14 December 2015
When ActionAid’s emergency response team called, seeking Arabic-speaking women to help refugees in Lesvos, I knew I had to go. I am Palestinian and we know what it means to have to abandon your home. My best friend is a refugee and I felt a connection, so I was instantly motivated to help. I had prepared myself for what I might see, but no one could prepare me for the scale and intensity of the tragedy.
My first day on Lesvos
When I first arrived on Lesvos the first thing I had to help with was crowd control in the refugee camps. It was so chaotic and my colleagues and I were among the few people who could actually speak with the refugees.
The refugee camps didn’t have the numbering system in place yet for registration, so people had to literally queue for days. The lines were so long. Children were wetting themselves because they didn’t want to leave the queue and people were fainting from having to stand for hours. They were so afraid that they might lose their spot and not get registered.
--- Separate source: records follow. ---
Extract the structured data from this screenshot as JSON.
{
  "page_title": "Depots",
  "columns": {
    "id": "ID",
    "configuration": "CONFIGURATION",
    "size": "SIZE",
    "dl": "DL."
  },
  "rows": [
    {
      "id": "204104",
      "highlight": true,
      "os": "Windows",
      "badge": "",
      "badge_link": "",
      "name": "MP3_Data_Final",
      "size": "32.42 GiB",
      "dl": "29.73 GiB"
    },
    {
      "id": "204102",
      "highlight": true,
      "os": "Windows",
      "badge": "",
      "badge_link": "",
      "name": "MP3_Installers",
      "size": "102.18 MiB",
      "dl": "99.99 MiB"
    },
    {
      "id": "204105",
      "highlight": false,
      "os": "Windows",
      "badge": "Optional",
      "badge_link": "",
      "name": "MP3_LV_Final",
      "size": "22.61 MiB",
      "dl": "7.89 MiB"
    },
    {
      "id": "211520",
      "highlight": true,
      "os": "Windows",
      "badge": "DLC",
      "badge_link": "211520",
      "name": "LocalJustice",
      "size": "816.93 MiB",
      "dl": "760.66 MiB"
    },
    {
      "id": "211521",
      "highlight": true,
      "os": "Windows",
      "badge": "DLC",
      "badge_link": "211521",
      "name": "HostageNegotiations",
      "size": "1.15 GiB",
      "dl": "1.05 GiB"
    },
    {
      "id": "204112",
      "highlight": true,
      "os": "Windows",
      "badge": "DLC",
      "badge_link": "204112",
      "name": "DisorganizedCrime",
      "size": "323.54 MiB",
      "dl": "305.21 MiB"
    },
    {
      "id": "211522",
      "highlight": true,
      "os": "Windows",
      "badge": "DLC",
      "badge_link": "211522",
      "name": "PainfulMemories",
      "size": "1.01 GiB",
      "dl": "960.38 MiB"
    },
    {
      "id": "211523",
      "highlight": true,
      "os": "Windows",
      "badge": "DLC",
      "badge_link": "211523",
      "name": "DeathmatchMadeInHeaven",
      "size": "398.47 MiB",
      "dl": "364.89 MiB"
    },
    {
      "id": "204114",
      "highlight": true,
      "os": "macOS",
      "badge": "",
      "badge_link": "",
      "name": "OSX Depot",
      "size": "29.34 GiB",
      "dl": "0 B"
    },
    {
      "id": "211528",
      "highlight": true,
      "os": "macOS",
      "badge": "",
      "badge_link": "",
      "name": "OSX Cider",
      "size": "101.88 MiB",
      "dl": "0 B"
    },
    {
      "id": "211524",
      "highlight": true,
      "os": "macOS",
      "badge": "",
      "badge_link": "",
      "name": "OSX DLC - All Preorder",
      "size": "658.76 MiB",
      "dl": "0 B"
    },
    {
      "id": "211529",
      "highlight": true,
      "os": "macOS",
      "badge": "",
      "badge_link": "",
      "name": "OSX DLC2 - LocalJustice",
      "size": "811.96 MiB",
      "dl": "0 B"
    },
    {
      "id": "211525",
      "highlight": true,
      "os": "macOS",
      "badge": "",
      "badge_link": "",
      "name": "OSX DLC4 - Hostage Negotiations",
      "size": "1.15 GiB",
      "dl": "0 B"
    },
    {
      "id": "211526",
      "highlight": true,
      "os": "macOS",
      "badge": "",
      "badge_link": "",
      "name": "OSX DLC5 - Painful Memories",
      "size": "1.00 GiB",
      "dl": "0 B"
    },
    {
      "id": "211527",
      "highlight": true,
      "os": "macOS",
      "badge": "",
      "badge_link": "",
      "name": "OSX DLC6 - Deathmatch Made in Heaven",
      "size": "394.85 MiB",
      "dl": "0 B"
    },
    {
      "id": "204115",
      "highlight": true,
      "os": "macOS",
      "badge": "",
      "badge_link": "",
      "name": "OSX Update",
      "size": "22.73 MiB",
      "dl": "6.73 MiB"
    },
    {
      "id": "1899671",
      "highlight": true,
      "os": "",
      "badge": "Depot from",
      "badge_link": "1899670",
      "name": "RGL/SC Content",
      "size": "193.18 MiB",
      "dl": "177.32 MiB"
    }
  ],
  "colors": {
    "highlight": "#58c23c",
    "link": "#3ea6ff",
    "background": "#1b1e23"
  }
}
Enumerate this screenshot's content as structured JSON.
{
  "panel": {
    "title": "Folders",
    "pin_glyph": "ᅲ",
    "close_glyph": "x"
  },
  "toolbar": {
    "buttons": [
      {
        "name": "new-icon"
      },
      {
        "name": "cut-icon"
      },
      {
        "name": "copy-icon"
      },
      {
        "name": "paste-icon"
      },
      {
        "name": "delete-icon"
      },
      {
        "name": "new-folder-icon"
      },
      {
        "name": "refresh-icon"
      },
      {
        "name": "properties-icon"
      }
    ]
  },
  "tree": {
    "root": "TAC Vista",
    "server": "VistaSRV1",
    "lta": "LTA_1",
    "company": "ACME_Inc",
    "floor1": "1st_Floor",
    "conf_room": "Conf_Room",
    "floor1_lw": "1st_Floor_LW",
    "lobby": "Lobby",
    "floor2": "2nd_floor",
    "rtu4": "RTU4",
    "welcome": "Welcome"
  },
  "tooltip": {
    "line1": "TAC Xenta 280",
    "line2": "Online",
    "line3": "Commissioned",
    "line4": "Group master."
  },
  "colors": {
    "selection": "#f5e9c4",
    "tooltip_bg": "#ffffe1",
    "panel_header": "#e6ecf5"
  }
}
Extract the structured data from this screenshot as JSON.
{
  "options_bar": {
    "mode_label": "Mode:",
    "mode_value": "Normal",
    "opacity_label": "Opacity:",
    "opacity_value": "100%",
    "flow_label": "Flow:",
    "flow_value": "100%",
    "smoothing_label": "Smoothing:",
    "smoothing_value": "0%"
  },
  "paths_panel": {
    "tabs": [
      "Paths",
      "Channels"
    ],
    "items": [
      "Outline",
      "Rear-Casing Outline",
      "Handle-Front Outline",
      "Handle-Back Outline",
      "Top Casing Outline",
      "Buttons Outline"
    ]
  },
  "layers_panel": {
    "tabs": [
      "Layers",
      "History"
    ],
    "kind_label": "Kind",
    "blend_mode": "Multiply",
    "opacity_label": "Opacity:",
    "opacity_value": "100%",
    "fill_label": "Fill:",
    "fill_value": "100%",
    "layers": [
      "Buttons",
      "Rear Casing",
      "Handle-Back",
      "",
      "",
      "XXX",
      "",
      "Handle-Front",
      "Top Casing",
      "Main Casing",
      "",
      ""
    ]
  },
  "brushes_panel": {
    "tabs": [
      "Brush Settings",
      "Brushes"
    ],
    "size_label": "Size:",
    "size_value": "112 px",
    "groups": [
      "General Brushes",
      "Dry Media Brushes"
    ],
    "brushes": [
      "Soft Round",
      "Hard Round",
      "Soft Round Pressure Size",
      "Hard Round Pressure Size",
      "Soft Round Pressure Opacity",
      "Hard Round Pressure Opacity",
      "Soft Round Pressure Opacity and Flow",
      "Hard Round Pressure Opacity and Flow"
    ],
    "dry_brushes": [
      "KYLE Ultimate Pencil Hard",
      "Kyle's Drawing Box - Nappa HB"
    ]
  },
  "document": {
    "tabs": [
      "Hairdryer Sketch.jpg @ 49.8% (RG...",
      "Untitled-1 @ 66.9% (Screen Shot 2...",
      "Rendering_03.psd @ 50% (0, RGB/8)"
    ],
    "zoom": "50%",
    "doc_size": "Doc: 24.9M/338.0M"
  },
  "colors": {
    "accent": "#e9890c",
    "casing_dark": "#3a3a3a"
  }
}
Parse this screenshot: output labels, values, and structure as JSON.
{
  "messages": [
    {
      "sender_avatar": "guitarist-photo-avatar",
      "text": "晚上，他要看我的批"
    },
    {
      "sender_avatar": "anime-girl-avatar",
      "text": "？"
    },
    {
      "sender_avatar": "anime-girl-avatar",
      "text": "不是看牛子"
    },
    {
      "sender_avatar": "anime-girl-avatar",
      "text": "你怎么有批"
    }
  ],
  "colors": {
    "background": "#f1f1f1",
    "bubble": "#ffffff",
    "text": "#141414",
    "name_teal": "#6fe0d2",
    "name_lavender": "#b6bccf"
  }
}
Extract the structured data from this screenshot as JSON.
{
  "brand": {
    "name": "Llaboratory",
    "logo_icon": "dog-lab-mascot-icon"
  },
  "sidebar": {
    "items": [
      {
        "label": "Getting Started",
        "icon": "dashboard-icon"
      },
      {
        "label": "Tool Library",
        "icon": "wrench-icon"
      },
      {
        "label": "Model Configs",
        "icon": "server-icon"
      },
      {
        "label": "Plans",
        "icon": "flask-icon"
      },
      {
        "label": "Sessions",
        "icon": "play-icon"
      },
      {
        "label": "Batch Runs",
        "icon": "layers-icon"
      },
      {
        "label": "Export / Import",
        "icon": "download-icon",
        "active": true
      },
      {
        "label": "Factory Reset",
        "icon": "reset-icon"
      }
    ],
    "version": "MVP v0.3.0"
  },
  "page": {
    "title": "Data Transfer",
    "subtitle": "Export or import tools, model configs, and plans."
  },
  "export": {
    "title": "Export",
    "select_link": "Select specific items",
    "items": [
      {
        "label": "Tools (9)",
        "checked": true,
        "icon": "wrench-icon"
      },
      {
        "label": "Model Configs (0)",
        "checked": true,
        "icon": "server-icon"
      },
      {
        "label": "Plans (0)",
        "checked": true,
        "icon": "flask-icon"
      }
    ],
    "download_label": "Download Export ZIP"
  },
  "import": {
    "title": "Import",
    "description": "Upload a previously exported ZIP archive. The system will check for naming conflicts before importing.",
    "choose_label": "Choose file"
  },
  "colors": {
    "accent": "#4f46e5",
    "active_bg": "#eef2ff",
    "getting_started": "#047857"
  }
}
Now, thank God, it’s better. When the refugees arrive they get a number and we, the Arabic and Farsi speakers, translate the announcements and explain to people what they need to do and where they need to go.
ActionAid’s mother and baby centres
I came to Lesvos primarily to help with ActionAid’s mother and baby centres. Here women have a chance to relax for the first time in a long time. They can breastfeed, change their clothes, clean their babies and they can talk to someone about their difficult experiences.
There are so many sad stories told inside our centres, where women feel safe enough to speak openly. I was so moved by one particular woman and her 25-year-old daughter. Maybe because I’m almost 25, I felt I could relate.
The mother was so traumatised that she couldn’t finish her sentences. She would start and stop. She was very upset. She told me their house was burned to the ground along with all their belongings. But what upset her most was that her daughter’s school certificates had gone up in flames too. She was so proud of her daughter's education and these were the only documents that proved her daughter had studied.
She told me that every night they cried themselves to sleep. The woman kept repeating how happy and beautiful her daughter had been before the war, but now she was so depressed.
When I asked her if I could help she said that she wanted to buy a new pair of trousers for her daughter because she had had her period in the camp, with no sanitary protection. I explained that there was a shop nearby selling clothes that were a fair price, but then I realised that she was too afraid to go anywhere on her own. So I offered to go with her. She bought the most beautiful pair of trousers she could find.
My toughest moment
One of the hardest days was when 60 people drowned on their way to Lesvos. The people that arrived in the camps that day had seen death right in front of their eyes. It was really cold and they were shaking, especially the children. They were blue from the cold.
I heard many babies crying during my stay on Lesvos, but the cries of those babies that day were different. You could hear it. You could see it on their faces and in the eyes of their mothers. As if they knew what had happened.
Refugees are forced to board those horrible dinghies and risk their lives. The traffickers trick them into thinking they will have safe passage and then they force them onto rubber dinghies and they separate families, so people arrive very traumatised and upset. I am Palestinian and I have seen many things, but these stories still affect me.
Children old beyond their years
The Syrian refugee children are so affected by the war and this long trip to safety. They look like children and act like children, but when you talk to them you are surprised by their maturity and the terrible experiences they've had. A group of 11-year-old children told me their experience of the war in Syria. They told me that their whole neighbourhood, including the children, were forced to witness an execution. They told me how the war has affected the local economy and how food has become scarce and the prices have hiked up.
Trauma like this is why its so important that refugees have someone to speak with about what they have witnessed.
The future for refugees
Now that the winter is here, I worry even more about how refugees on Lesvos will cope. More needs to be done to help them.
I don’t buy it when people say ‘it's impossible’. There is a solution to this crisis and a way to save all those lives. There has to be.